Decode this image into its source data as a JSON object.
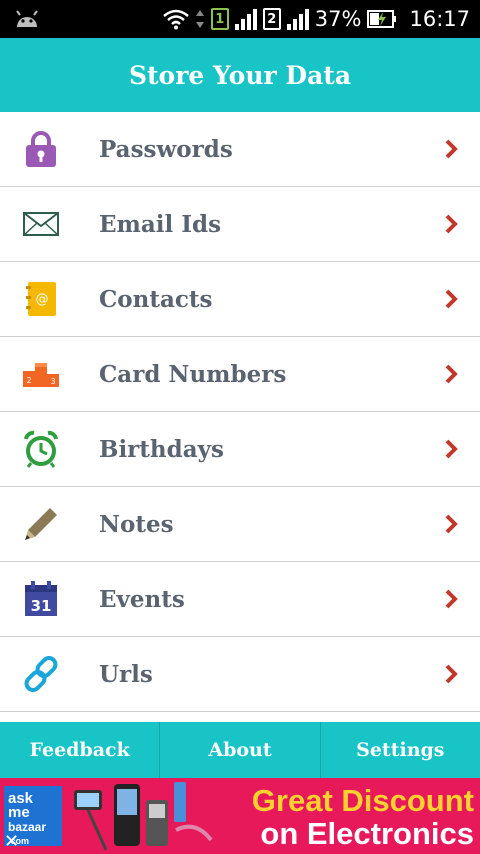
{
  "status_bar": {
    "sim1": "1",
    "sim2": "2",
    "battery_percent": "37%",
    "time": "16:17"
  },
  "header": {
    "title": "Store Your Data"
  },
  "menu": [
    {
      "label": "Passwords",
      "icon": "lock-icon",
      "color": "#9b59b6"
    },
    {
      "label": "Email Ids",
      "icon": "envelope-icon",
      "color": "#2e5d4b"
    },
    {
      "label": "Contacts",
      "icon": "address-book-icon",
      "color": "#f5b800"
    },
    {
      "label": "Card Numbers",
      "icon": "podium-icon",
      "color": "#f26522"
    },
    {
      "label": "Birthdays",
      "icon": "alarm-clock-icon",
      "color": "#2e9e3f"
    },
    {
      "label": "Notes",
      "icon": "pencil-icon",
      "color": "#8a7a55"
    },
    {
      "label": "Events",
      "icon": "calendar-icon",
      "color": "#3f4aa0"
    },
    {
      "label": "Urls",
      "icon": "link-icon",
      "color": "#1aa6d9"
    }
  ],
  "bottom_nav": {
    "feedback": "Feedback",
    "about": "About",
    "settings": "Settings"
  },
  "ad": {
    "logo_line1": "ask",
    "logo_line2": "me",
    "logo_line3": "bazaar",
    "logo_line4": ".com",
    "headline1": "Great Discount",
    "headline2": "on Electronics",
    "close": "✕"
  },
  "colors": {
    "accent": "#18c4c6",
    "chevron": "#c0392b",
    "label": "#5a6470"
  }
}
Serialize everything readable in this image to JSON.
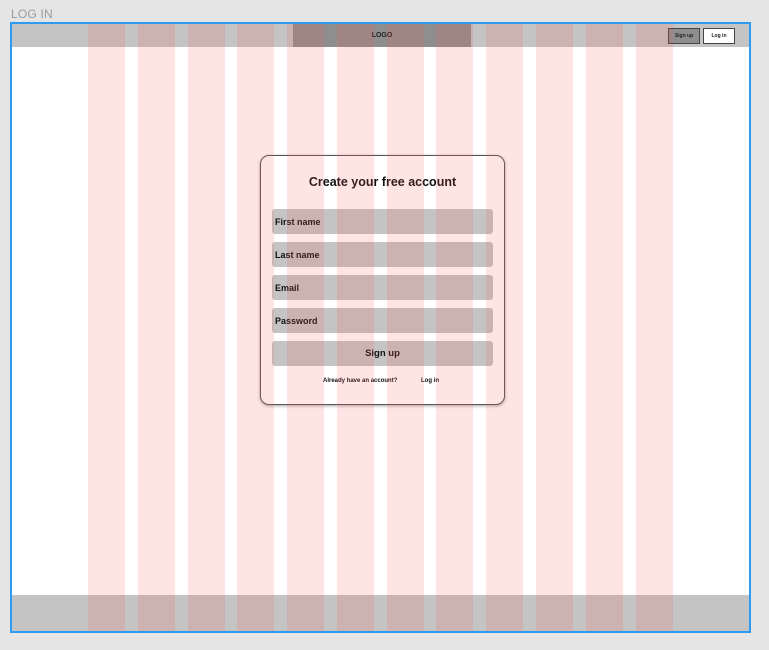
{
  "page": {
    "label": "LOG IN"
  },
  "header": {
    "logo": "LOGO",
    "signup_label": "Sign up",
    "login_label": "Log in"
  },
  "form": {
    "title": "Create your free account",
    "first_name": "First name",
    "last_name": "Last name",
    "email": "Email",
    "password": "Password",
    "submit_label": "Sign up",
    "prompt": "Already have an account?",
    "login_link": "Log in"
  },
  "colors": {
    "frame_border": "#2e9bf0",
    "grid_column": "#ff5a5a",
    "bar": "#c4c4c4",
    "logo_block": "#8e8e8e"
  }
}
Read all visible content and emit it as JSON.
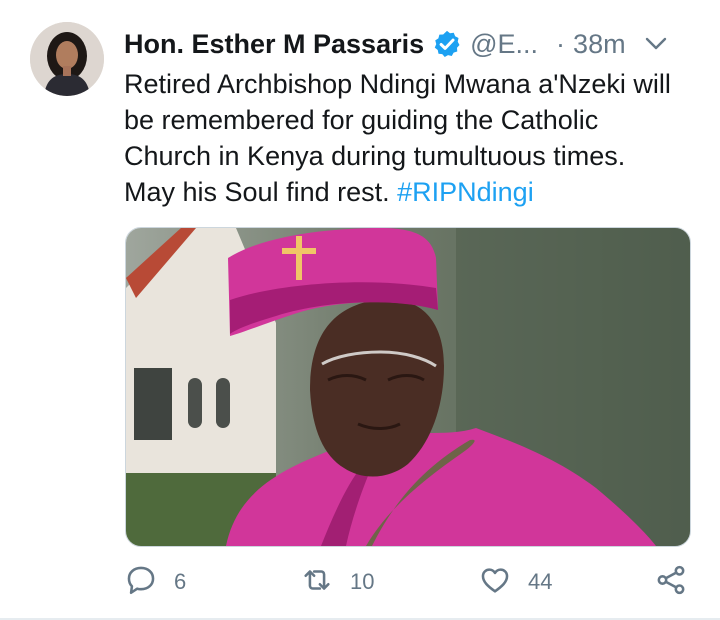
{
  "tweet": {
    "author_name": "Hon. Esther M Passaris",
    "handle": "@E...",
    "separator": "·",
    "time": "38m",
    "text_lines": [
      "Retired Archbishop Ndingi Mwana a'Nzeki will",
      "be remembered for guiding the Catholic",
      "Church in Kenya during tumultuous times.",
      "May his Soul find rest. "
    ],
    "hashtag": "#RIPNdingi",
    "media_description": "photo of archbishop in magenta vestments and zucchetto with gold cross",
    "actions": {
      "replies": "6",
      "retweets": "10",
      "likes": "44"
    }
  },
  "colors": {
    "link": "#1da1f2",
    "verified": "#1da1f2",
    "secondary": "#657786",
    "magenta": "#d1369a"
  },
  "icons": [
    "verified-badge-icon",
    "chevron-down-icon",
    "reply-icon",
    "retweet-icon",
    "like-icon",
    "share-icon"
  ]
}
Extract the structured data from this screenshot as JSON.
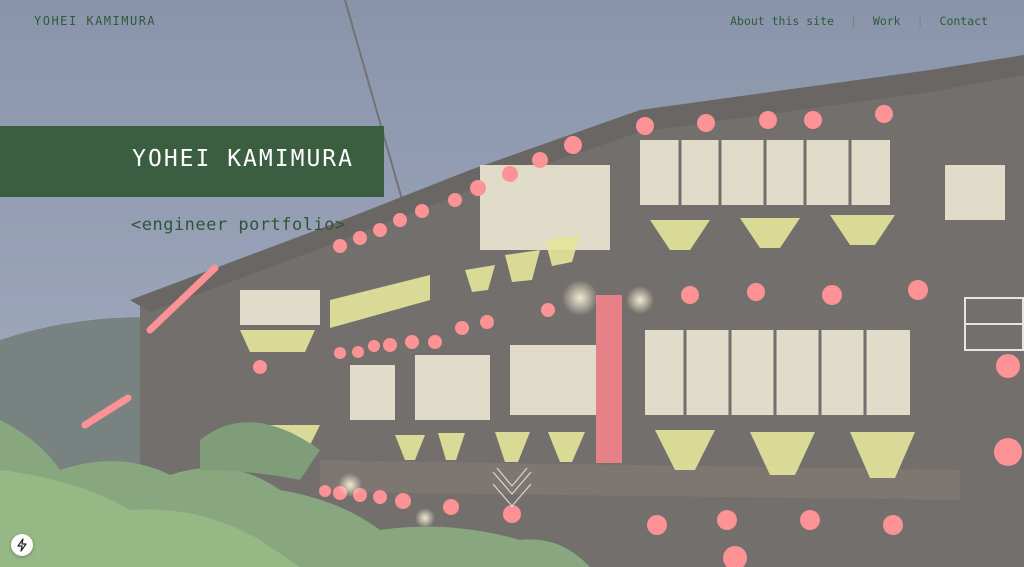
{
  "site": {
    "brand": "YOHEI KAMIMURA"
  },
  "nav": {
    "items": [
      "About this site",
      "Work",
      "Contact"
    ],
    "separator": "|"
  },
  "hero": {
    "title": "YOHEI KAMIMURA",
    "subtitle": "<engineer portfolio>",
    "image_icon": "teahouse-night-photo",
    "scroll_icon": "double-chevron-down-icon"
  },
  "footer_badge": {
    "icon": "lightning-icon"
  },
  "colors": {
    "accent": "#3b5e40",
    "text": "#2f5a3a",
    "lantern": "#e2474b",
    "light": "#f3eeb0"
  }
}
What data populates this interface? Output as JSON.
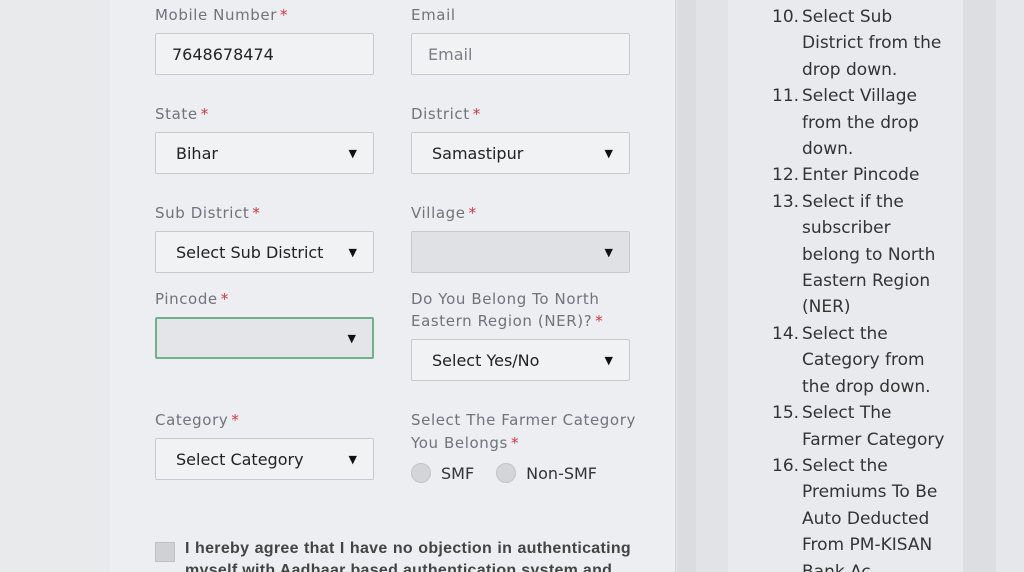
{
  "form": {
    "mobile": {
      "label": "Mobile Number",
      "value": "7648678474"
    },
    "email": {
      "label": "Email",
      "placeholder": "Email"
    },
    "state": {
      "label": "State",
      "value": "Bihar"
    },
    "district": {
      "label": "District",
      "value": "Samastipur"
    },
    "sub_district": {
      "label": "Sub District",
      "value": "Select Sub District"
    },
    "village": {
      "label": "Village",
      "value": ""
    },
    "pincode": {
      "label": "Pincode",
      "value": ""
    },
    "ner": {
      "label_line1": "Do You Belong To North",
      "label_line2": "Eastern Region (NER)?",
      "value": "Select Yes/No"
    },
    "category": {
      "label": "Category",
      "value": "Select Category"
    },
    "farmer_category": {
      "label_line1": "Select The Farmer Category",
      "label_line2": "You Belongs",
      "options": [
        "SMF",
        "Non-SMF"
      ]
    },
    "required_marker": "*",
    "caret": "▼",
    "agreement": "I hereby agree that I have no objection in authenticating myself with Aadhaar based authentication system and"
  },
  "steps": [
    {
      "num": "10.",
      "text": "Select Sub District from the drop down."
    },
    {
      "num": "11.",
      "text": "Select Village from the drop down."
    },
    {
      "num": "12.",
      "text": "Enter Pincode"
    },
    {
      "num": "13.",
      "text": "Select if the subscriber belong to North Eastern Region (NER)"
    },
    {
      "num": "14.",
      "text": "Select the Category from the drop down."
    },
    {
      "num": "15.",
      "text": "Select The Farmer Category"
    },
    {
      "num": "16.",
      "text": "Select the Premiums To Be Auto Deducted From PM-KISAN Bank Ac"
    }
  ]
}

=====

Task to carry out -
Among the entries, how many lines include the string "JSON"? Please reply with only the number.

Result of the task -
5